Planescape: Torment opens eerily. But I was prepared for that. I’ve read about the game; everyone says it’s great, including the exposition.
Other games have beginnings that really stick with me. Deus Ex: Invisible War’s comes to mind. A few minutes into the game, the power in my character’s apartment building briefly went out. I chanced to look up to see the ceiling flicker. It was a hologram, behind which scientists watched. This moment alone was unnerving— but in a generic way (Oh no! I’m a lab rat for some scientists!). What makes it memorable is that the scientists watching me were not part of a evil corporation, but the same people I’d begun to cooperate with and talk to. Maybe I even related to them a little. It made the injustice of being monitored more palpable.
The other game that comes to mind is Unreal. I started off wandering through a prison space-ship after a catastrophe (I can’t remember what it was, or even if the game tells you). There were dead bodies. Streaks of blood colored the walls. It was dark and grim, and the lights flickered, giving strobe glimpses of carnage. At one point, I came to a door, the sort that lifts up and down mechanically. It was raised about a foot above the floor. Behind the door I heard screams and a few gunshots. A spray of blood came out from under the door. The door raised the rest of the way, with nothing behind it but pieces of dead body.

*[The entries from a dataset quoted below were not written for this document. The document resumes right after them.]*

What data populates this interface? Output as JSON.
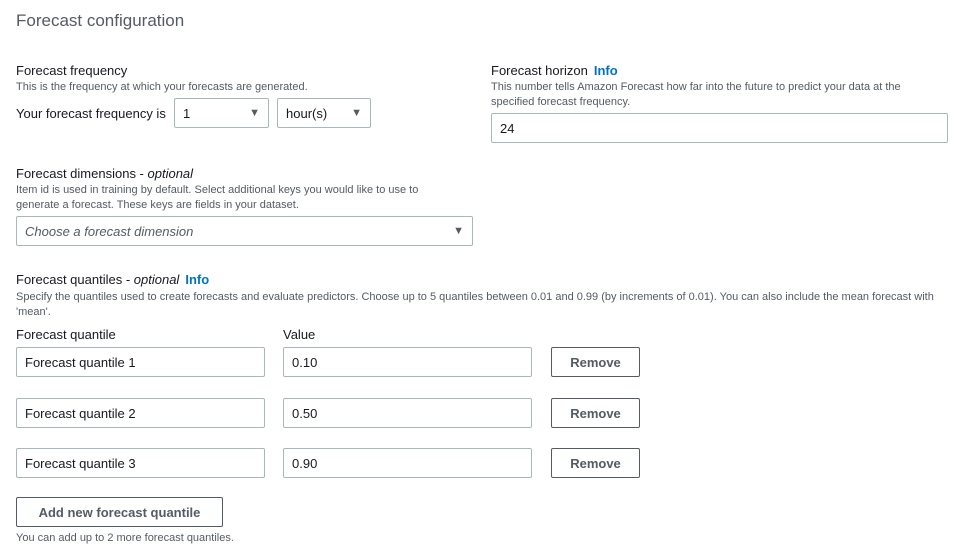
{
  "title": "Forecast configuration",
  "frequency": {
    "label": "Forecast frequency",
    "description": "This is the frequency at which your forecasts are generated.",
    "prefix": "Your forecast frequency is",
    "value": "1",
    "unit": "hour(s)"
  },
  "horizon": {
    "label": "Forecast horizon",
    "info": "Info",
    "description": "This number tells Amazon Forecast how far into the future to predict your data at the specified forecast frequency.",
    "value": "24"
  },
  "dimensions": {
    "label": "Forecast dimensions - ",
    "optional": "optional",
    "description": "Item id is used in training by default. Select additional keys you would like to use to generate a forecast. These keys are fields in your dataset.",
    "placeholder": "Choose a forecast dimension"
  },
  "quantiles": {
    "label": "Forecast quantiles - ",
    "optional": "optional",
    "info": "Info",
    "description": "Specify the quantiles used to create forecasts and evaluate predictors. Choose up to 5 quantiles between 0.01 and 0.99 (by increments of 0.01). You can also include the mean forecast with 'mean'.",
    "col_name": "Forecast quantile",
    "col_value": "Value",
    "rows": [
      {
        "name": "Forecast quantile 1",
        "value": "0.10"
      },
      {
        "name": "Forecast quantile 2",
        "value": "0.50"
      },
      {
        "name": "Forecast quantile 3",
        "value": "0.90"
      }
    ],
    "remove_label": "Remove",
    "add_label": "Add new forecast quantile",
    "note": "You can add up to 2 more forecast quantiles."
  }
}
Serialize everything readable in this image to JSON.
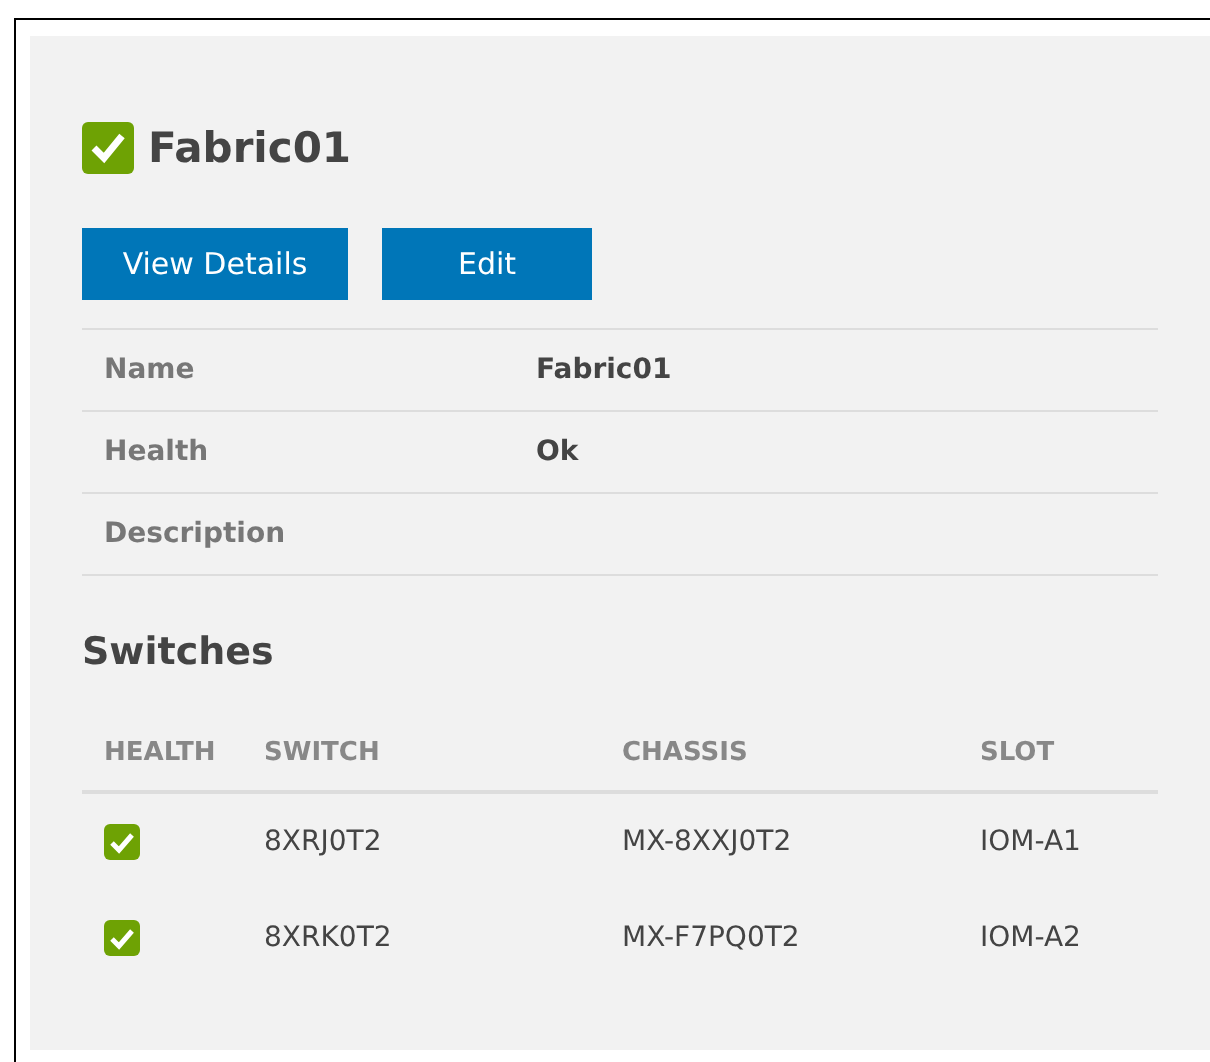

My twelve-year-old mind was terrified.
I don’t know if PST’s beginning will resonate with me as well as these other games’. It began with my character lying on a table in some sort of gore-splattered dungeon. A floating skull hovered next to me and spoke. The skull was clever, witty, and helpful. On tables around to me, dead bodies lay flayed and dissected. The skull told me scars covered my back. The scars were words; a journal, telling me what to do.
The next thing I remember is me killing some sort of undead worker for a key. I kind of pitied the worker. Then I spent a while trying to find which of the doors the key opened. In a big square room, I had somehow missed it.
In following few minutes, I met grisly and interesting creatures. I can’t remember their names or what they said; I do remember a totally compelling air of eerie mysticism, exaggerated by the gore and the casual chat of my companion (the talking floating skull).
The other thing of note is me killing one of NPC’s there. I entered a conversation with him. Through my bumbling answers to his questions, I ended up provoking him to attack me. I killed him. At first I didn’t mind or care about it. I was under the impression that I couldn’t avoid killing him, that the game made me do it. But in the next 30 minutes of play, I began to feel like I could have avoided the murder. Now everyone in the gruesome building wanted me dead. And rightly so. I had just killed one of the workers. And now I regret killing him.
This whole mental process is an interesting example of how important effecting change can be. Simkins and Steinkuehler talk about this in their paper “Critical Ethical Reasoning and Role-Play“. In a game, a player’s ability or perceived ability to effect change in the game world can be really important to the meanings or feelings a game provokes. When I thought the game structure forced my hand, I wasn’t too interested in the consequences. As soon as the inkling of fault entered my mind—that something could have been another way—I became emotionally invested in what happened.